----- Data shown

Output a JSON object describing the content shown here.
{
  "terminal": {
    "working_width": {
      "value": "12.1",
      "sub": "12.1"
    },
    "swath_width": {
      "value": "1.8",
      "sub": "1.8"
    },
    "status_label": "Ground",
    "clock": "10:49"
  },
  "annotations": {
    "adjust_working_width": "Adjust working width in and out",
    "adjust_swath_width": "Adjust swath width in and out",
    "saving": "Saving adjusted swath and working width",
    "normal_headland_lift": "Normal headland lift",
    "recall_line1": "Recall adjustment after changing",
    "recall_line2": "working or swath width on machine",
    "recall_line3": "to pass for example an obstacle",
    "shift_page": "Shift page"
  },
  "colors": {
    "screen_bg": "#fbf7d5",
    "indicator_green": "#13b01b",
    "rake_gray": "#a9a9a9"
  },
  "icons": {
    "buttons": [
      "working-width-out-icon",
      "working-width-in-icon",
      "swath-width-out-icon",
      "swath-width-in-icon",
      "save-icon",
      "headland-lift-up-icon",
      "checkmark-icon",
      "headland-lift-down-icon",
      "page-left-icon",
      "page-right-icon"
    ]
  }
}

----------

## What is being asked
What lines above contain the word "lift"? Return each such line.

## Output
    "normal_headland_lift": "Normal headland lift",
      "headland-lift-up-icon",
      "headland-lift-down-icon",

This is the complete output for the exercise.